Special to The Great War Project
(8-12 February) The Germans are now preparing “to face the might of the United States,” writes historian Martin Gilbert.
But at the same time, their defensive actions on the Western Front – where the German war effort is potentially at serious risk – “was offset by…
…the continual news from Russia of military weakness and anti-war feeling” in the East.
One top German commander writes in his diary a century ago, ‘it would seem that [Russia] cannot hold out longer than the autumn,” writes Gilbert.
At this moment, hundreds of Russians are protesting the war in the streets of Petrograd. The British military observers with the Russian army report to London that as many as three million Russian soldiers have been killed.
“Recriminations among the Allies,” writes historian David Stone, “were especially bitter” in these days a century ago. The British and French want a Russian commitment to an early offensive on the Russian Front.
But the Russians keep putting off the planning.
There was “understandable alarm in Paris and London,” reports historian Stone, “which feared war weariness in Russia – understandably.”
The British observers report that Russia may not be able to field enough fresh troops to face expected military losses in 1917.
“There was little common ground,” reported Stone, “on which the two [Allies] could agree.”
Relations between the Allies and Russia are rapidly deteriorating.
Nevertheless, the Russian Tsar still has dreams of expanding the Russian Empire to annex Constantinople and the nearby waterway Straits, still under the control of the Ottoman Turks.
All the Allies are still maneuvering to acquire territories of their adversaries. In mid-February a century ago, secret agreements are still on the table.
“On February 12th,” writes historian Gilbert, “the Russian government sought a further secret assurance with regard to its western frontier. It proposed doing so by giving France a free hand with regard to the German frontier.”
At this moment a century ago, the Russians and the French are in agreement about territories they will occupy when the war ends. Gilbert writes: “On that day the Russian Government accepted, in strictest secrecy, that Alsace-Lorraine [occupied by Germany since 1871] would be restored to France.”
This secret agreement also gives to France alone the power to determine the border with Germany after the war. And that includes the coal district of the Saar, long considered German territory.
Overlooked in all this secret maneuvering, according to Gilbert, “it was becoming almost impossible for many Russian officers to maintain military discipline.” In one notable case, Russian cavalry men are issued live ammunition and order to break up an anti-war demonstration.
Instead effectively the cavalry squadron addresses the demonstrators, many soldiers among them.
“The Russian people,” one soldier on horseback hollers, “wanted an end to the slaughter of an imperialist war; they wanted piece, land, and liberty.”
The speaker also called for an end to the Russian monarchy.

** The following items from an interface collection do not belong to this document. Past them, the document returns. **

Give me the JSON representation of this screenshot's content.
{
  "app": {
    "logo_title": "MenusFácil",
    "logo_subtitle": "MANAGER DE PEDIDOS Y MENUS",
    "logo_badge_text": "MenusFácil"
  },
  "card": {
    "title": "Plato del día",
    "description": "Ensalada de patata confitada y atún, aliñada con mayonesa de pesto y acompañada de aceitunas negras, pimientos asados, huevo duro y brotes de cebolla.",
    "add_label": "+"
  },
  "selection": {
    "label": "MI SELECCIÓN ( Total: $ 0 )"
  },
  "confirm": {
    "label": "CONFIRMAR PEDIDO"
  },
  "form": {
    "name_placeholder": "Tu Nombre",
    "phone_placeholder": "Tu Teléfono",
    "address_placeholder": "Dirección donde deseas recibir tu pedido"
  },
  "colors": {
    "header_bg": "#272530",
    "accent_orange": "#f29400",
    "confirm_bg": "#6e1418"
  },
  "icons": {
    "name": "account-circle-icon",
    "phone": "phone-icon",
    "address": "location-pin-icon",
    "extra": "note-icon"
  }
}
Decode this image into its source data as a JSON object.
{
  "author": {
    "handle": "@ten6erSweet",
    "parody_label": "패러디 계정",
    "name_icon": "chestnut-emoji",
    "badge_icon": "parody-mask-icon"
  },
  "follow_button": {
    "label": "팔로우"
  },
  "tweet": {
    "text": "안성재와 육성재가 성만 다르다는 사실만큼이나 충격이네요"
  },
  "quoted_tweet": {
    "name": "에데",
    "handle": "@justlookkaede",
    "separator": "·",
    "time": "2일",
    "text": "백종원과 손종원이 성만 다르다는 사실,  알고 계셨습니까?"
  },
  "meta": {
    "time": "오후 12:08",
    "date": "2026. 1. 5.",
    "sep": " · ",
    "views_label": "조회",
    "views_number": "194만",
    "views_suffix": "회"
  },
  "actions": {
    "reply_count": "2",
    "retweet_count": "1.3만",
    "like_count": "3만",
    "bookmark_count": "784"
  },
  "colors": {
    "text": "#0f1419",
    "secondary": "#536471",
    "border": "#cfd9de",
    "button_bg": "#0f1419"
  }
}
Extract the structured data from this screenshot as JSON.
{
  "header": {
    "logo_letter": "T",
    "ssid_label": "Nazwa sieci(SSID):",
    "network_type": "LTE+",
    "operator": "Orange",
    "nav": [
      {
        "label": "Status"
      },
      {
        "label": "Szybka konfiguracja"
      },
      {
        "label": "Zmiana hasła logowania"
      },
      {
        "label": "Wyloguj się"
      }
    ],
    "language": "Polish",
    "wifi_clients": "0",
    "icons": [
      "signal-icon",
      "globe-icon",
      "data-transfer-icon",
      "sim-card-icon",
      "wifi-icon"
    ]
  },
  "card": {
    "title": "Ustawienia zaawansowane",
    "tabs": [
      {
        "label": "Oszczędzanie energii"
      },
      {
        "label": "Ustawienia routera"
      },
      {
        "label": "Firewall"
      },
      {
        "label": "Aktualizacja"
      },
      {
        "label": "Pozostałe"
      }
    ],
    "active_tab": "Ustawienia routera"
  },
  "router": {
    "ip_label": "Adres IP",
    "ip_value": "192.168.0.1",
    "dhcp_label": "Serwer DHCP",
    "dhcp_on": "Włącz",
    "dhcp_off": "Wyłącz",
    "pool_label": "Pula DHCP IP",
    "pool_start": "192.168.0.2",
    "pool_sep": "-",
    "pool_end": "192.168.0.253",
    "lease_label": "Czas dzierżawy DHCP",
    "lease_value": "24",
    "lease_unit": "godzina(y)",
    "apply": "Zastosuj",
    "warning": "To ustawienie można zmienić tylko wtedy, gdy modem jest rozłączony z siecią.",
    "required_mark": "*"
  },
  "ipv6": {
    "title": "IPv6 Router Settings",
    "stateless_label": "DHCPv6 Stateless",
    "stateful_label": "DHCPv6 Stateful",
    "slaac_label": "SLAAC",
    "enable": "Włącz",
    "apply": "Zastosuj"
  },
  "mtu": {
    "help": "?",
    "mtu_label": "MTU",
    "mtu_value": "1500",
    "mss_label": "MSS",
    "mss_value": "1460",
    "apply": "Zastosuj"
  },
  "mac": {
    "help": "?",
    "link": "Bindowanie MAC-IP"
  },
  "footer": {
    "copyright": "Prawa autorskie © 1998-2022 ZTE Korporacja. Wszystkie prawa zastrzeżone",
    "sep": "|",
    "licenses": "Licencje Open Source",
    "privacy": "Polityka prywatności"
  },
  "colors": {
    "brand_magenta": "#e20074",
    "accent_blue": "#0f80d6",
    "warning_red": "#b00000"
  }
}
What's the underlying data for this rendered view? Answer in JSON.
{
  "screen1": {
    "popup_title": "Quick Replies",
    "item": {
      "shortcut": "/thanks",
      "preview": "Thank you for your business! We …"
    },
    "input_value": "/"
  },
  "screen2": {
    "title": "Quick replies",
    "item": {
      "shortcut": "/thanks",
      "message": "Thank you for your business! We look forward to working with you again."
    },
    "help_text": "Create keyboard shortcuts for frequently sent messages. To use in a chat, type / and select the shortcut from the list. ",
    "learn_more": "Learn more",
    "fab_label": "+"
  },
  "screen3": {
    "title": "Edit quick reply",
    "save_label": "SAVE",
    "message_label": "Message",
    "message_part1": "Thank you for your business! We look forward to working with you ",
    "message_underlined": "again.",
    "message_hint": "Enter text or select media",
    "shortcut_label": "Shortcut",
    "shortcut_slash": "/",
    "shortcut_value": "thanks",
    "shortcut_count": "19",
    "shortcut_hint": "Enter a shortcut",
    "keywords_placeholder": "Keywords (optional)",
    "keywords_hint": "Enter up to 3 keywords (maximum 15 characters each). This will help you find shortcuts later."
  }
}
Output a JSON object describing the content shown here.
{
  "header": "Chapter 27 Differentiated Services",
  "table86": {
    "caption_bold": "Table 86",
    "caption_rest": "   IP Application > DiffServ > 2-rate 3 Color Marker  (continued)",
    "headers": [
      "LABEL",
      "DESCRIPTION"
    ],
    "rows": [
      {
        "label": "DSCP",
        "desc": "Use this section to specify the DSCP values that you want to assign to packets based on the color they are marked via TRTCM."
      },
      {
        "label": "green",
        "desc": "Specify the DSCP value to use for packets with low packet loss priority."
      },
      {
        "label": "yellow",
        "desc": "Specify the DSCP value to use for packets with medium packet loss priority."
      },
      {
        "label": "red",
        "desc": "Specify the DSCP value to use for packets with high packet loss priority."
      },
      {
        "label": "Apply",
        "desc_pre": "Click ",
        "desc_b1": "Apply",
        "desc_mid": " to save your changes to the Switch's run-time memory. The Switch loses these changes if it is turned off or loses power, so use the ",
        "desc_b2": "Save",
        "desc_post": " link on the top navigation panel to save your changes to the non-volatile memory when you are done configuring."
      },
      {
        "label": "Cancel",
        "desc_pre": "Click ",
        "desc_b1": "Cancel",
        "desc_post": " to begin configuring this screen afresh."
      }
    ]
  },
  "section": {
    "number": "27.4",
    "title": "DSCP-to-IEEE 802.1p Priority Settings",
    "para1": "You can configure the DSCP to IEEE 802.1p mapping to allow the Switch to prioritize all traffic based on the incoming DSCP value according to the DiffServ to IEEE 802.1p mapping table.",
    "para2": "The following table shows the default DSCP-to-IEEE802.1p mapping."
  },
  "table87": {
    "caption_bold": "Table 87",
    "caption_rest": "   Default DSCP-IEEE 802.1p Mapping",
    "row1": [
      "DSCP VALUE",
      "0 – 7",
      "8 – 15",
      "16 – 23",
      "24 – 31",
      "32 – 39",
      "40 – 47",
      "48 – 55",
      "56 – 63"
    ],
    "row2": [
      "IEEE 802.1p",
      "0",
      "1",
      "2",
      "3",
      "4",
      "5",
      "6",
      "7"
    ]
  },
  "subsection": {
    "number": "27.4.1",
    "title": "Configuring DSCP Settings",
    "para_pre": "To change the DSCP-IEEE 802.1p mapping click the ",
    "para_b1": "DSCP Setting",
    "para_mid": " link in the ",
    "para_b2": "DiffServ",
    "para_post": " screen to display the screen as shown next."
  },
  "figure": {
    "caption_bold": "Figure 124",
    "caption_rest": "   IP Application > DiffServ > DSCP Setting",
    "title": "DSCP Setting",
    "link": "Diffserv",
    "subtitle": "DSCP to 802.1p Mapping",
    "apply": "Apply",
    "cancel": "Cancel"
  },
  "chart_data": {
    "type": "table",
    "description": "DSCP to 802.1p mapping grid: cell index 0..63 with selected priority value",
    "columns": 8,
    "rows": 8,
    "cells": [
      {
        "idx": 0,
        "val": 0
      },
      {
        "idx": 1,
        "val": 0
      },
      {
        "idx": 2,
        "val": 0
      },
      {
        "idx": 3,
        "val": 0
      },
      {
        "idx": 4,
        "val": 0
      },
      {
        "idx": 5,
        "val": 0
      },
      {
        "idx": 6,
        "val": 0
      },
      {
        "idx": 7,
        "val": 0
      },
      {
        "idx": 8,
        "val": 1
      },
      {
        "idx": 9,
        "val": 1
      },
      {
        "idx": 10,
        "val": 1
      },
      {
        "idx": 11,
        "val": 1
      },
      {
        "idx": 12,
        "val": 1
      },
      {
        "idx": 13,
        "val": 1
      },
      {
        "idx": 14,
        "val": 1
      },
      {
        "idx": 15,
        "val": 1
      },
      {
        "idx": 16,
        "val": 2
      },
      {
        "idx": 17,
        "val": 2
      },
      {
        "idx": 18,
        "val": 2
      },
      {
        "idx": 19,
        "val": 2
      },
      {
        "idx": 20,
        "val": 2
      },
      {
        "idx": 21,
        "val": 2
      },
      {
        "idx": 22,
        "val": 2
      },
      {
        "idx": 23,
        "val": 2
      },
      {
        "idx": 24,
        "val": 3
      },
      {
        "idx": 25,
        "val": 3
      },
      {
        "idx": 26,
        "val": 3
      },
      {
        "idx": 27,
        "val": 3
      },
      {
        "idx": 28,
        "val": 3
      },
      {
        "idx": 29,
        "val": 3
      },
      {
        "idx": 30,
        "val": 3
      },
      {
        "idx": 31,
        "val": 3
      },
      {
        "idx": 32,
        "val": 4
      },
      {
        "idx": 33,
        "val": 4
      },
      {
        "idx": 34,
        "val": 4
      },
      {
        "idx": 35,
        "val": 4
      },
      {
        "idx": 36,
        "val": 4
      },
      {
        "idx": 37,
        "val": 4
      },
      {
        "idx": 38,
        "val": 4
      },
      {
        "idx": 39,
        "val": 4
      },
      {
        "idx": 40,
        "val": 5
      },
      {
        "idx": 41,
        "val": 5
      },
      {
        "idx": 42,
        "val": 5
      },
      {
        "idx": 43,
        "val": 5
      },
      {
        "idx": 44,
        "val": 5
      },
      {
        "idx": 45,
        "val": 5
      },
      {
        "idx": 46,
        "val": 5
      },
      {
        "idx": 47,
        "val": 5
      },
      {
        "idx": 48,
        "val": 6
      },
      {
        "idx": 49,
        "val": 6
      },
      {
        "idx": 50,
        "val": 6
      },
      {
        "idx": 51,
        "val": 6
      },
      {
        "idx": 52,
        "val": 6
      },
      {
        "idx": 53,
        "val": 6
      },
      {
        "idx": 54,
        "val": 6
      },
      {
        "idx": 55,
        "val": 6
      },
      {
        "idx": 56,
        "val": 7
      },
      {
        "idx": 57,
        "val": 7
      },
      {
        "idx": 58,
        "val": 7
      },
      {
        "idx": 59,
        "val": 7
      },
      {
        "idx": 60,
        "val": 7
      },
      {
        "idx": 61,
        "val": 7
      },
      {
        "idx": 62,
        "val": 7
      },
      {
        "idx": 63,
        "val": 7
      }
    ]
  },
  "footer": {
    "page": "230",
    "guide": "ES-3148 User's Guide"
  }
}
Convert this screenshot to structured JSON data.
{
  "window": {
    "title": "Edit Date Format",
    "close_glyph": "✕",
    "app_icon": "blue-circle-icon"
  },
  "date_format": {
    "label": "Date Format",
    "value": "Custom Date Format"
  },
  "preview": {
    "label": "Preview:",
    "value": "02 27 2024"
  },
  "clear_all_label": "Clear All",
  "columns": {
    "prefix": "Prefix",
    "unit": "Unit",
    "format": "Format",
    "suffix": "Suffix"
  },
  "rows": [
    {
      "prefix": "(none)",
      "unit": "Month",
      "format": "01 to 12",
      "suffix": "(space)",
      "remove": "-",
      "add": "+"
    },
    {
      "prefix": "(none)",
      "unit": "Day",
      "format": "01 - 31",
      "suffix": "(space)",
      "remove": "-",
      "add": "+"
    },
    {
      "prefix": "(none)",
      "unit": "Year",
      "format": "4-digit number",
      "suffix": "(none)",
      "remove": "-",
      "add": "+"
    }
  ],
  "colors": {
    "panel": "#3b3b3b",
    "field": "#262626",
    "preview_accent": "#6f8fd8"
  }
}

And then the soldiers, cavalry men, and civilians intermingled together.
Throughout the Eastern Front,” writes Gilbert, “the Bolsheviks were appealing to the soldiers not to fight and to join soldiers’ committees to uphold and propagate revolutionary demands.
“The United States was not yet in the war,” reports Gilbert, “and Russia was in turmoil.”
It is a serious, growing crisis for the Allies.
They agree on a general offensive for April 1917, a century ago.